The first exhibition of The Earth Not a Globe, discusses appropriation as a leit-motif; expositing scenarios or feelings evoked by the methodologies of imaging. Eternal re-occurrences and various converging points elucidate a proximity, which manifests itself in overlaps, or as shadows.
For the publication we asked each of the artists involved in the exhibitions to create a commissioned piece that would work as a singular flat image. We also approached a small range of other practitioners and curators, including a member of the Flat Earth Society, to contribute texts or images. The publication is a limited print edition, which will be available at both exhibitions.

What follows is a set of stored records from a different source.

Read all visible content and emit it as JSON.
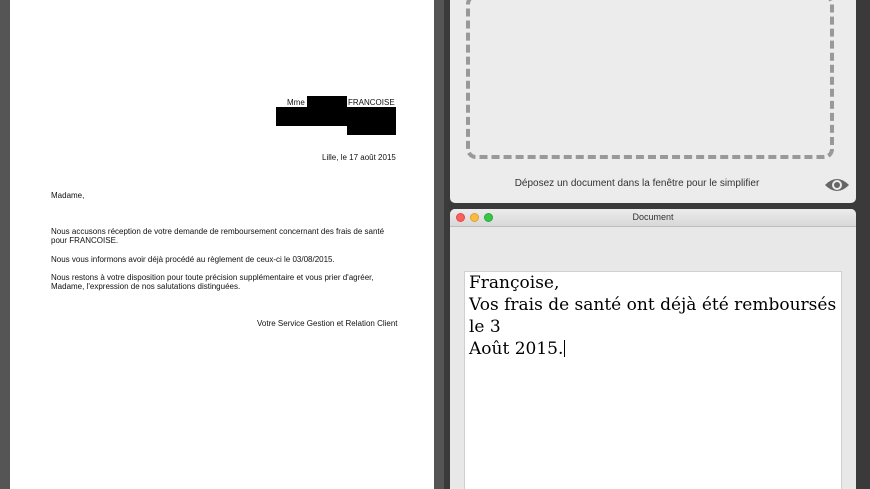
{
  "letter": {
    "recipient_prefix": "Mme",
    "recipient_name": "FRANCOISE",
    "date_line": "Lille, le 17 août 2015",
    "salutation": "Madame,",
    "para1_line1": "Nous accusons réception de votre demande de remboursement concernant des frais de santé",
    "para1_line2": "pour FRANCOISE.",
    "para2": "Nous vous informons avoir déjà procédé au règlement de ceux-ci le 03/08/2015.",
    "para3_line1": "Nous restons à votre disposition pour toute précision supplémentaire et vous prier d'agréer,",
    "para3_line2": "Madame, l'expression de nos salutations distinguées.",
    "signature": "Votre Service Gestion et Relation Client"
  },
  "dropzone": {
    "label": "Déposez un document dans la fenêtre pour le simplifier",
    "icon": "eye-icon"
  },
  "document_window": {
    "title": "Document",
    "traffic_lights": {
      "close": "#fc605c",
      "minimize": "#fdbc40",
      "zoom": "#34c84a"
    },
    "line1": "Françoise,",
    "line2": "Vos frais de santé ont déjà été remboursés le 3",
    "line3": "Août 2015."
  }
}
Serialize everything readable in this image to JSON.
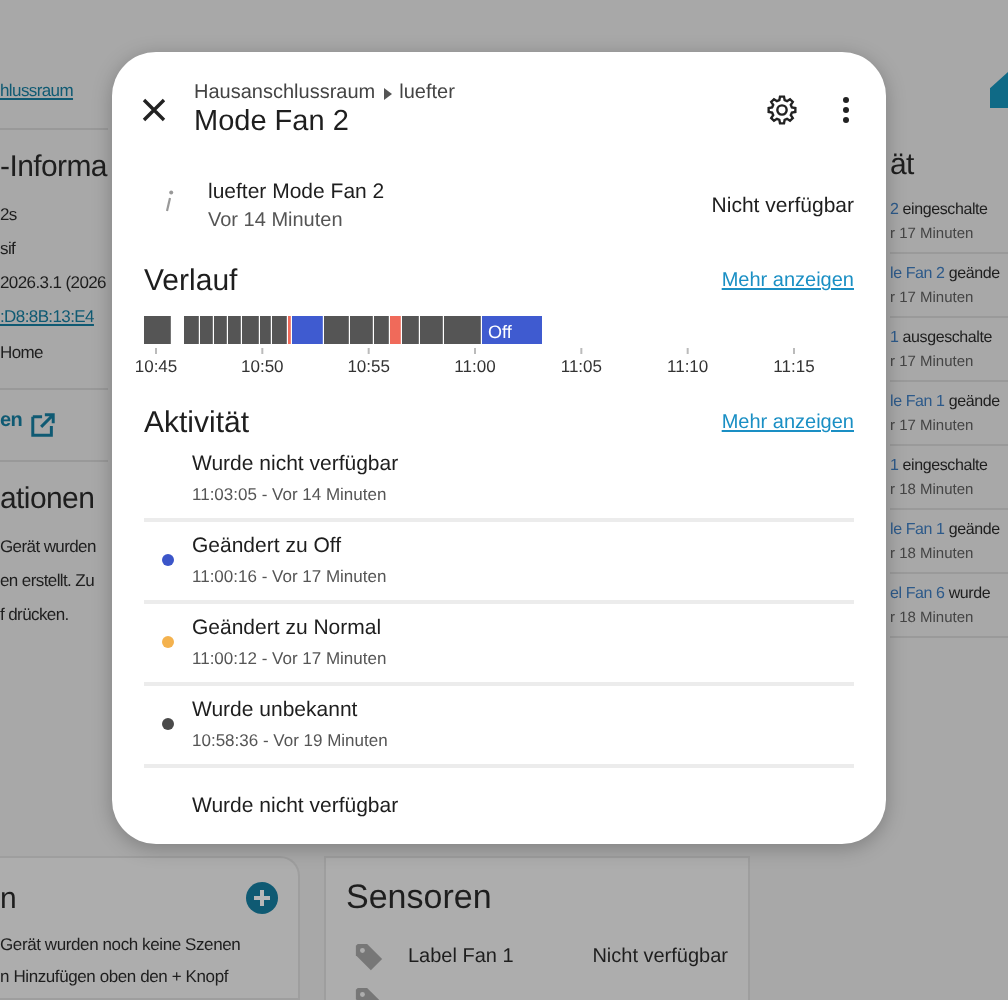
{
  "background": {
    "left_top": [
      {
        "kind": "link",
        "text": "hlussraum"
      },
      {
        "kind": "divider"
      },
      {
        "kind": "heading",
        "text": "-Informa"
      },
      {
        "kind": "text",
        "text": "2s"
      },
      {
        "kind": "text",
        "text": "sif"
      },
      {
        "kind": "text",
        "text": "2026.3.1 (2026"
      },
      {
        "kind": "link",
        "text": ":D8:8B:13:E4"
      },
      {
        "kind": "text",
        "text": "Home"
      },
      {
        "kind": "divider"
      },
      {
        "kind": "extlink",
        "text": "en"
      },
      {
        "kind": "divider"
      },
      {
        "kind": "heading",
        "text": "ationen"
      },
      {
        "kind": "text",
        "text": "Gerät wurden"
      },
      {
        "kind": "text",
        "text": "en erstellt. Zu"
      },
      {
        "kind": "text",
        "text": "f drücken."
      }
    ],
    "scenes_card": {
      "title": "n",
      "lines": [
        "Gerät wurden noch keine Szenen",
        "n Hinzufügen oben den + Knopf"
      ]
    },
    "sensors_card": {
      "title": "Sensoren",
      "rows": [
        {
          "kind": "entity",
          "name": "Label Fan 1",
          "state": "Nicht verfügbar"
        },
        {
          "kind": "icon_only"
        }
      ]
    },
    "right_strip": {
      "heading": "ät",
      "rows": [
        {
          "link": "2",
          "text": " eingeschalte",
          "time": "r 17 Minuten"
        },
        {
          "link": "le Fan 2",
          "text": " geände",
          "time": "r 17 Minuten"
        },
        {
          "link": "1",
          "text": " ausgeschalte",
          "time": "r 17 Minuten"
        },
        {
          "link": "le Fan 1",
          "text": " geände",
          "time": "r 17 Minuten"
        },
        {
          "link": "1",
          "text": " eingeschalte",
          "time": "r 18 Minuten"
        },
        {
          "link": "le Fan 1",
          "text": " geände",
          "time": "r 18 Minuten"
        },
        {
          "link": "el Fan 6",
          "text": " wurde",
          "time": "r 18 Minuten"
        }
      ]
    }
  },
  "dialog": {
    "breadcrumb": [
      "Hausanschlussraum",
      "luefter"
    ],
    "title": "Mode Fan 2",
    "entity": {
      "name": "luefter Mode Fan 2",
      "changed": "Vor 14 Minuten",
      "state": "Nicht verfügbar"
    },
    "history": {
      "title": "Verlauf",
      "more": "Mehr anzeigen",
      "segment_label": "Off",
      "axis": [
        "10:45",
        "10:50",
        "10:55",
        "11:00",
        "11:05",
        "11:10",
        "11:15"
      ]
    },
    "activity": {
      "title": "Aktivität",
      "more": "Mehr anzeigen",
      "items": [
        {
          "title": "Wurde nicht verfügbar",
          "time": "11:03:05 - Vor 14 Minuten"
        },
        {
          "title": "Geändert zu Off",
          "time": "11:00:16 - Vor 17 Minuten",
          "color": "#3b55c9"
        },
        {
          "title": "Geändert zu Normal",
          "time": "11:00:12 - Vor 17 Minuten",
          "color": "#f4b24e"
        },
        {
          "title": "Wurde unbekannt",
          "time": "10:58:36 - Vor 19 Minuten",
          "color": "#4a4a4a"
        },
        {
          "title": "Wurde nicht verfügbar"
        }
      ]
    }
  }
}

Each page will be stacked individually and visitors are asked to assemble their own version of The Earth Not a Globe publication, with as many or as few pages as they desire.
The publication is available free online. Please see editions then publications on the home page of the Rokeby website.
The exhibition is curated by Dani Admiss and Dave Charlesworth.
American artist Kari Altmann is co-founder of Netmares/Netdreams. Predominantly working with online content Altmann utilises technology and the web to explore the contemporary human condition. The Paramountains series copies every 5th frame of the Paramount ident to create eternal repetitive landscapes. Jasiek Mischke on the other hand presents drawings of coloured lines, each individually following the artist's hand across the page. The drawings come to abrupt ends suggesting that they could potentially go on forever. One can read the premature end of each line as similar to exits on maps; one leaves the map on one page to re-enter another on an additional page within a new dimension.
David Raymond Conroy's thoughtful assemblages interweave imagery, literature, music and film. His practice never sees him actually make his 'own' work, thus questioning the power or politics behind the sentiment and where this response could potentially transport us. For The Earth Not a Globe he will exhibit a series of works that present a realm based on the tipping points of appropriation and quotation. Oliver Laric works with media generated material, which he appropriates and reassembles. In Up Down we see two screens dividing the action of submersion that Christians undergo when being baptised. The footage lifted from youtube investigates the temporal transcendendent moment before and after the submersion.
The work of Matt McQuillan lends itself to the dissemination of information, stories, myths and narratives that 'stick'. His work tends to be balanced between the performance and an accompanying sculptural marker, whose references are taken from architecture, news and events or manmade forms within landscape. In contrast to McQuillan's embedded circulation of narrative the fascination with the visualization of the future plays a dominant role in Richard Healyís work. In Testing Ground, 2009, he creates a video that, through realizing capabilities of virtual reality, shows the viewer a series of podiums, speaking platforms or conference type arenas. Empty and desolate the camera pans the space as the ideological structures for a series of potential dialogues and events to take place.
Downstairs, JT Lowen's work plays out as a bridge between an interior and exterior world. Manipulating biological shapes, most notably hexagonals, which are reminiscent of hives. In her light and sound installations she employs the motifs of drones or light strobes to detail proximity and distortion. Her immersive installation mirrors WITH's attempts to create parallel worlds satirizing the machinations of contemporary life. Posited as a defunct self-help agency WITH propose persons to enact on your behalf. Their timely self-help solutions tap into deeper and archaic notions of human tragedy, entertainment and the figure of the artist.